BEGIN

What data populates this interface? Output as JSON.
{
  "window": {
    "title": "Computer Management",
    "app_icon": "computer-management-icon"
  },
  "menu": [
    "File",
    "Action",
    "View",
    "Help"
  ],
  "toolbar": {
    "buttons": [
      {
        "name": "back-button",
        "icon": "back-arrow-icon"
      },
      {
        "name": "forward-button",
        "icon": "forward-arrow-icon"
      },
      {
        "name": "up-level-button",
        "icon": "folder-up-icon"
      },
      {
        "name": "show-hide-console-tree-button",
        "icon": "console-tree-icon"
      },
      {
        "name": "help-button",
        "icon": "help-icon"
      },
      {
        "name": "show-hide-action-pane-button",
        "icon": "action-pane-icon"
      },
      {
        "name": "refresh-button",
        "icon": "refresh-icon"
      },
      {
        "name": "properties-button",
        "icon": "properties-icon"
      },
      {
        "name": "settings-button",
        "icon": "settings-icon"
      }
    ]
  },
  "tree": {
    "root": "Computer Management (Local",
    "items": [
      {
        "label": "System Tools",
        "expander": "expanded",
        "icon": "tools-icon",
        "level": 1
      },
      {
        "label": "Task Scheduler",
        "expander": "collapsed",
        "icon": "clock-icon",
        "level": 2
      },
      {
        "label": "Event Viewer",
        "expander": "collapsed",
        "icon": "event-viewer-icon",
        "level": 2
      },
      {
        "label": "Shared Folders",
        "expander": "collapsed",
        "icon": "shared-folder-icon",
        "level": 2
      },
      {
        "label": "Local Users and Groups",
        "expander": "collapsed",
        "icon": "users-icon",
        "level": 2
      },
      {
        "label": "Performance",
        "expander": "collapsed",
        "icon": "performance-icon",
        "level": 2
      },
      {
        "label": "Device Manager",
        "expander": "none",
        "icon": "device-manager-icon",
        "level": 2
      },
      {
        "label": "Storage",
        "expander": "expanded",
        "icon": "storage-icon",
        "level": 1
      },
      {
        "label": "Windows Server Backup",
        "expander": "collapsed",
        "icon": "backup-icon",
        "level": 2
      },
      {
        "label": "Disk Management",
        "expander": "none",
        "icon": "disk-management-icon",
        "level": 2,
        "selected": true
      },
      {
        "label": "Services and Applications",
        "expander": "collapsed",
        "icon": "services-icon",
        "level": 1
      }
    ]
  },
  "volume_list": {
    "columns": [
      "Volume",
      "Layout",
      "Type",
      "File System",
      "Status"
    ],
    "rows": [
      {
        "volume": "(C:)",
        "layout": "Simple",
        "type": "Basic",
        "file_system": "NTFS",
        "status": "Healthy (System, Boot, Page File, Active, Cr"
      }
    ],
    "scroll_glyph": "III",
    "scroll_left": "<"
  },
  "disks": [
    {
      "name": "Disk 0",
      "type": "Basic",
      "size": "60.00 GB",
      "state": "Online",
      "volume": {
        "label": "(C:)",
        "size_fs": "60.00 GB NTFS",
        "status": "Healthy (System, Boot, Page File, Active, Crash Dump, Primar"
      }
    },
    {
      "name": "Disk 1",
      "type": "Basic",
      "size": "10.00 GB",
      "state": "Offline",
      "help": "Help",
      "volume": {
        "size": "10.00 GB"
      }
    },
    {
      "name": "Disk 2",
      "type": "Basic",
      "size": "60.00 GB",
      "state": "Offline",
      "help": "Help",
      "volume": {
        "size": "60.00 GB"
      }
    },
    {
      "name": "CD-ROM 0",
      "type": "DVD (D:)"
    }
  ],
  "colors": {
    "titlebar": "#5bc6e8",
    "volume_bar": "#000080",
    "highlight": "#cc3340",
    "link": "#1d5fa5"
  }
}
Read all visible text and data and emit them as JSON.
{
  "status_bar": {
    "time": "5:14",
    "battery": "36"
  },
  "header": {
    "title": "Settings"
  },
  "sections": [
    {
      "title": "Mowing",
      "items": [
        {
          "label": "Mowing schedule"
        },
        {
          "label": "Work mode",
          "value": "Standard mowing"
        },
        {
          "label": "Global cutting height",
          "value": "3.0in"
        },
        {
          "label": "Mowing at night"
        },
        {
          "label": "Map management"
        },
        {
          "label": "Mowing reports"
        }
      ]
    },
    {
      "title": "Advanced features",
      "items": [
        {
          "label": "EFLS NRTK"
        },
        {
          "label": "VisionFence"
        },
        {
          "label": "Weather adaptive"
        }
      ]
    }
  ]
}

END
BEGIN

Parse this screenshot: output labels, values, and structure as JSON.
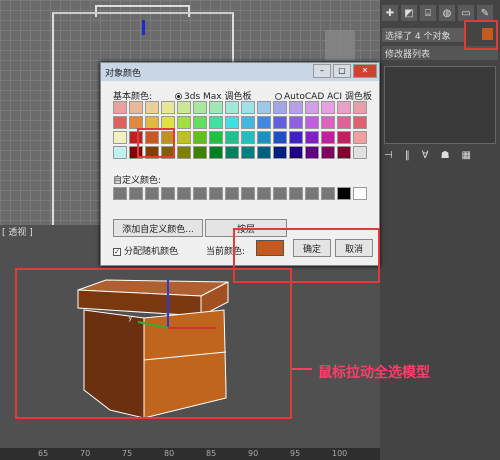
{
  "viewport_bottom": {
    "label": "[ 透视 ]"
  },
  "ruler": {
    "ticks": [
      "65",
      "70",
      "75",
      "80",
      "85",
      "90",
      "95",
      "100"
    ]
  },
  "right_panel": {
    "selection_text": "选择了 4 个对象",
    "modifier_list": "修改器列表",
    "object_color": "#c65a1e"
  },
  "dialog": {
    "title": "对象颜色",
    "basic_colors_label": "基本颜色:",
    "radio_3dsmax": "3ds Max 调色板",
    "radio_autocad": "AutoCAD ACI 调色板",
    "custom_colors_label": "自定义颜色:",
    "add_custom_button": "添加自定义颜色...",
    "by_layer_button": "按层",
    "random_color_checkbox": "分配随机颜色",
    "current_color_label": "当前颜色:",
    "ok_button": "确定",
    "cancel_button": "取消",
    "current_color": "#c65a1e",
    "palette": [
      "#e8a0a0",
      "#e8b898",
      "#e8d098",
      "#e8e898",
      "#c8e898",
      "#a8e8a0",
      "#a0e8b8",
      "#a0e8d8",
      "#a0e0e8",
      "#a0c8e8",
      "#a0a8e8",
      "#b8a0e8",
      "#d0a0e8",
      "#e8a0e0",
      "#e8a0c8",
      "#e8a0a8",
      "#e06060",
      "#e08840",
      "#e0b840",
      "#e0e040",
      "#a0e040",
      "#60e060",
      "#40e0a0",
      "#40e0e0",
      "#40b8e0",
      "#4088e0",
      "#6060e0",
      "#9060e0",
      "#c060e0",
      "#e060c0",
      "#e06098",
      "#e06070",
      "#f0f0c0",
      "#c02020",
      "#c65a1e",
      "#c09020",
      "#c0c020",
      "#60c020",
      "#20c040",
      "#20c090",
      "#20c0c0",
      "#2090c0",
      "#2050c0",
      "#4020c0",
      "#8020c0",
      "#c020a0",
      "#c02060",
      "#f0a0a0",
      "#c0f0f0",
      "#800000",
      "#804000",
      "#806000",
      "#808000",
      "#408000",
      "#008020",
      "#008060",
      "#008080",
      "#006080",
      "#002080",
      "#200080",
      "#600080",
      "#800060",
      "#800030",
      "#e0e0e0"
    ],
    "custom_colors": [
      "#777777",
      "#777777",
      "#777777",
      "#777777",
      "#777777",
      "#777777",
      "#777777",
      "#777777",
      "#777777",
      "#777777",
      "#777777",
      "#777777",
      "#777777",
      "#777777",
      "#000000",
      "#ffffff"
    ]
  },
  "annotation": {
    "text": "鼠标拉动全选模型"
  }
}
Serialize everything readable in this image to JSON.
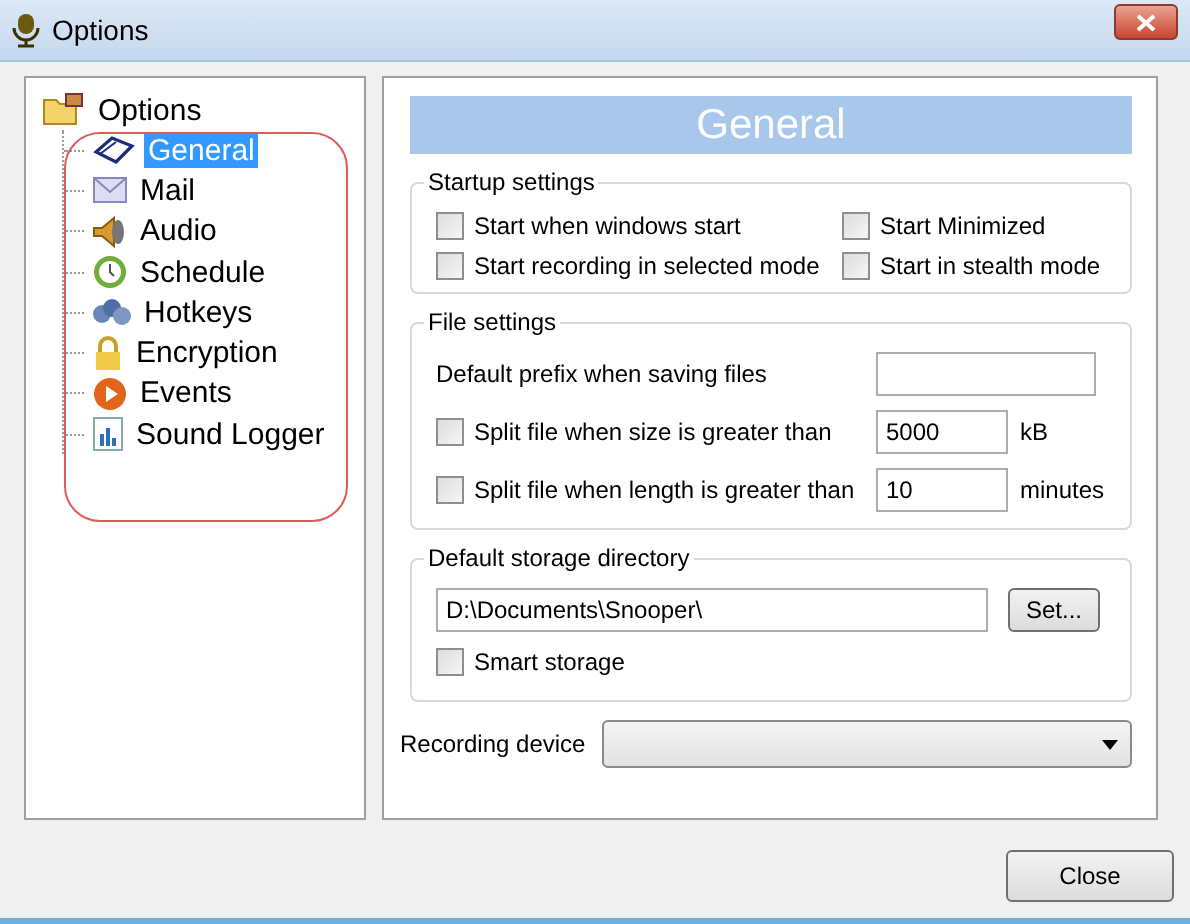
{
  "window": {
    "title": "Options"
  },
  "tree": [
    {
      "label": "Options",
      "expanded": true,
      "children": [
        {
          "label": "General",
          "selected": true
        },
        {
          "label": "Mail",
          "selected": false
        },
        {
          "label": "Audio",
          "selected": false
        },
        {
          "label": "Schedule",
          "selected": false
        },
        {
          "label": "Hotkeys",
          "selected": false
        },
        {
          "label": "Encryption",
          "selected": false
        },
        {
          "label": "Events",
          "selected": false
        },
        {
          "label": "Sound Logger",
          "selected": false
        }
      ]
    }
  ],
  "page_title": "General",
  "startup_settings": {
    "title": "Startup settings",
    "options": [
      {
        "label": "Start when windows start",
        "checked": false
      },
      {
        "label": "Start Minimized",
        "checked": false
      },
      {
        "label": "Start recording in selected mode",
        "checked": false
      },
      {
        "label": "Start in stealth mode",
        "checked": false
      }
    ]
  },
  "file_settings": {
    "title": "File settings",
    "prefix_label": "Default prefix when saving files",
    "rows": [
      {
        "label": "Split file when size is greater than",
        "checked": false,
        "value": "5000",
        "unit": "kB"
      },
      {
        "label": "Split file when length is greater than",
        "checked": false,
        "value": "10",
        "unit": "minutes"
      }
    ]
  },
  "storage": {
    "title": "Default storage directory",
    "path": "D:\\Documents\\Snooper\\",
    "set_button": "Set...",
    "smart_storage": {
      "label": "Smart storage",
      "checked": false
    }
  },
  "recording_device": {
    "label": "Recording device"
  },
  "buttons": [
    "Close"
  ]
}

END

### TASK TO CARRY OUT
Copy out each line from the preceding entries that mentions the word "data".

### RESPONSE BOX
What data populates this interface? Output as JSON.
Read all visible text and data and emit them as JSON.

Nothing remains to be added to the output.